What are the messages you try to convey with music?

To be honest, I’m not exactly sure. I don’t like to think at all with music. I think too much in my daily life so with music I don’t want to think. I’m not speaking or conveying anything with the music. Rather, the music conveys messages to me. It helps me go inside, communicate with things I don’t see, and learn. Music is a mystical thing for me, but it’s also when I feel the simplest.

What are the issues that you are most passionate about?

I think I am most passionate about culture and how different cultures relate to spirit. Unfortunately, today a lot of these sacred cultures are slowly disappearing. Their stories, myths, and legends, which hold the connection to everything and everyone, are dying. The more we lose these things, the more we are lost.

How did being in India and Nepal affect you spiritually? Did it change the type of music you made?

India and Nepal are where I feel most at home. It’s where my heart is. The lessons and gifts they’ve given me are too many to tell. Because I love them so much, the themes and sounds naturally come through in the music. I don’t think about it too much. I just try to let it all come out through the heart.

How has it been touring with Michael Franti?

Michael is one of my uncles. He has been such an inspiration and friend to me over the years. Touring with him is always an adventure. If you want a calm, boring, basic tour, don’t tour with Michael Franti. Touring with Michael is always super action packed, surprising, and most of all, fun. He’s always got new and crazy ideas and is always a joy to be around.

Why do you think there is a movement of musicians/creatives towards more universal ideas of love?

I think as a people we’re all just tired. We’re tired of the way things are and tired of nobody speaking up. Music is such a powerful weapon in that respect to bring everyone together and send out a message. I’m just grateful to be a part of it.

What should we expect for your show at Uplift?

With my shows, my only prayer is to inspire. However that inspiration comes to the crowd and how they use it is up to them.
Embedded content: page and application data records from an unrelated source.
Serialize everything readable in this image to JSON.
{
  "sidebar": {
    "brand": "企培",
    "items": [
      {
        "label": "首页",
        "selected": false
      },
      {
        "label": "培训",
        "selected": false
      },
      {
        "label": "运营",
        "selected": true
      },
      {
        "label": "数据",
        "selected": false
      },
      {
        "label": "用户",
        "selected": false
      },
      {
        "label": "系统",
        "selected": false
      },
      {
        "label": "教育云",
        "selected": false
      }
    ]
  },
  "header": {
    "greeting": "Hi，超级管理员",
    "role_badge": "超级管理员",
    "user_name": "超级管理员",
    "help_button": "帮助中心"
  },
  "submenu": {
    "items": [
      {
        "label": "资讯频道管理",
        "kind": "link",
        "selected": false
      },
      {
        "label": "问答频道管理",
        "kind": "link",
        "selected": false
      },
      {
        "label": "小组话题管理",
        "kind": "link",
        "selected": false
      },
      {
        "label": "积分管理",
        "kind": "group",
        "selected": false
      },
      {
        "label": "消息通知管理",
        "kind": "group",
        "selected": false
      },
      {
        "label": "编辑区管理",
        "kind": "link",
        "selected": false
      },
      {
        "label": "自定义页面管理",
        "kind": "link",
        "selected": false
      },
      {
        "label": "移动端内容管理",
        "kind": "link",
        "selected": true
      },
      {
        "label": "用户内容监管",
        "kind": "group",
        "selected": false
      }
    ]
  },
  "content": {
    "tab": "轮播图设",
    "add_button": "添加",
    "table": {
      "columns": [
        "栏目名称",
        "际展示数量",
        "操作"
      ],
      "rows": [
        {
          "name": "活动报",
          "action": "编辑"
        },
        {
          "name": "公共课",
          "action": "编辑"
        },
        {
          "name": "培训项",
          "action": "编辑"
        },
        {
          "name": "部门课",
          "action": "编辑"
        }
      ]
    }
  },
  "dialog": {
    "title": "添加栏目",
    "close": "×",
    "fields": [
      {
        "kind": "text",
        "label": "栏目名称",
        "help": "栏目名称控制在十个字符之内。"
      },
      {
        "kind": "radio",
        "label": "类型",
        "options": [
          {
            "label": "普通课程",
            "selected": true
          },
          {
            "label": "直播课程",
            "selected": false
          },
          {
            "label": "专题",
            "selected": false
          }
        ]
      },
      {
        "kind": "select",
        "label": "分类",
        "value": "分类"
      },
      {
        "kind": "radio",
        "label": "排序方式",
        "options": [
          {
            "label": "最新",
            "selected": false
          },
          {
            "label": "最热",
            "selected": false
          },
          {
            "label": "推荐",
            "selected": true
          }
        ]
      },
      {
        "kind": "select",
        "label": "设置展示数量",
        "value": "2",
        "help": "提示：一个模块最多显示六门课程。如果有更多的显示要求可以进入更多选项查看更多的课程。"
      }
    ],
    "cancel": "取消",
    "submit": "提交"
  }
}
I’m just grateful to be able to share the stories.

He plays with Mark Eliyahu, Deva Premal & Miten, Hamsa, Sacred Earth, Lua Lesson, Kirk Nugent, and Carlos Andres Gomez at Uplift Festival in Byron Bay, 11–14 December at the Byron Sport and Rec Centre.

Go to upliftfestival.com for program and ticket information.


Previous articleFinding your voice
Next articleByron gets Butch

Support The Echo

Keeping the community together and the community voice loud and clear is what The Echo is about. More than ever we need your help to keep this voice alive and thriving in the community.

Like all businesses we are struggling to keep food on the table of all our local and hard working journalists, artists, sales, delivery and drudges who keep the news coming out to you both in the newspaper and online. If you can spare a few dollars a week – or maybe more – we would appreciate all the support you are able to give to keep the voice of independent, local journalism alive.


Please enter your comment!
Please enter your name here

Pottsville policing forum asks the hard questions

Members of the Pottsville and Tweed Coast community say that in response to an increase in criminal activity in the area and their request for increased police presence, they were hosting a police presentation at Pottsville.

Coalition ‘hellbent’

Mat Morris, Bangalow The NSW coalition seems to be hellbent on outdoing their federal counterparts when it comes to the denigration of women and protection of...

An insult, Poppa

From what I can understand, Poppa Veet Mayo’s letter seems to imply that this latest COVID scare is a government conspiracy (yes, another one). To...

Upgrades for Lighthouse Parade in Ballina

One of the showcase areas of Ballina is about to get a safety and aesthetic upgrade, with the Lighthouse Parade Pedestrian Precinct and Road Safety Project commencing soon.